“The market now is in a boom, because of Covid-19,” said Basra. “The typical buyer is swapping a flat somewhere like Mile End or East Ham for a whole house. They can get more for their money and in a quieter area.”

Basra concedes that Crossrail hasn’t brought any major developments to the area — “there isn’t really any land for it” — or upped the ante in terms of shops and cafes. “The only thing that has really changed is the station,” he said.

But there are benefits to Seven Kings, value for money aside.

Green space is plentiful, what with South Park and Seven Kings Park, and you can feast at some of the outstanding neighbourhood restaurants like the Asian fusion Wok Wala Street Kitchen and Colony Restaurant, which serves Indian-inspired street food – both are on the High Road.

Crossrail journey times

Seven Kings to Tottenham Court Road: 34 minutes

Seven Kings to Paddington: 39 minutes

Seven Kings to Heathrow: from 75 minutes

Timings include ten minutes for interchange at Liverpool Street, eight minutes for interchange at Paddington, in force until 2023

For shopping or nightlife, you’re looking at Stratford or an uber to Wanstead, four miles away.

The future for Seven Kings

Business as usual, we suspect. The planning pipeline for the area is pretty threadbare although Redbridge Council is backing plans to redevelop a council owned car park on the high road into just over 200 flats plus some form of health centre.
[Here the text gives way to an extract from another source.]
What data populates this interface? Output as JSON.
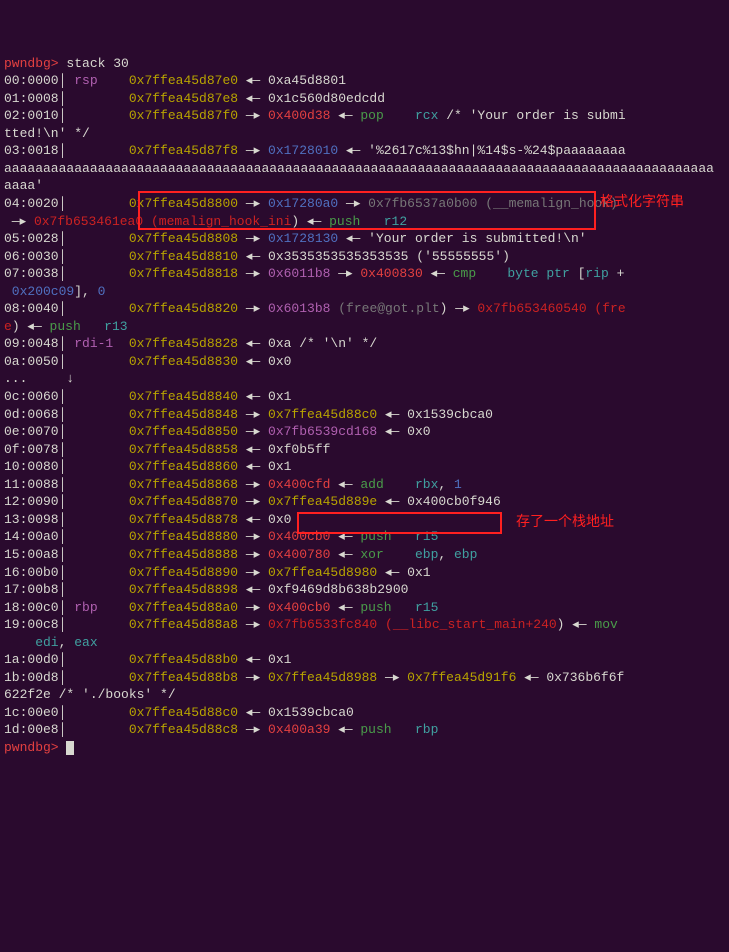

There is, as yet, no start date for the work.

Register now for one of the Evening Standard’s newsletters. From a daily news briefing to Homes & Property insights, plus lifestyle, going out, offers and more. For the best stories in your inbox, click here.

AdChoices
AdChoices

More From Evening Standard Homes & Property

Evening Standard Homes & Property
Evening Standard Homes & Property
image beaconimage beaconimage beacon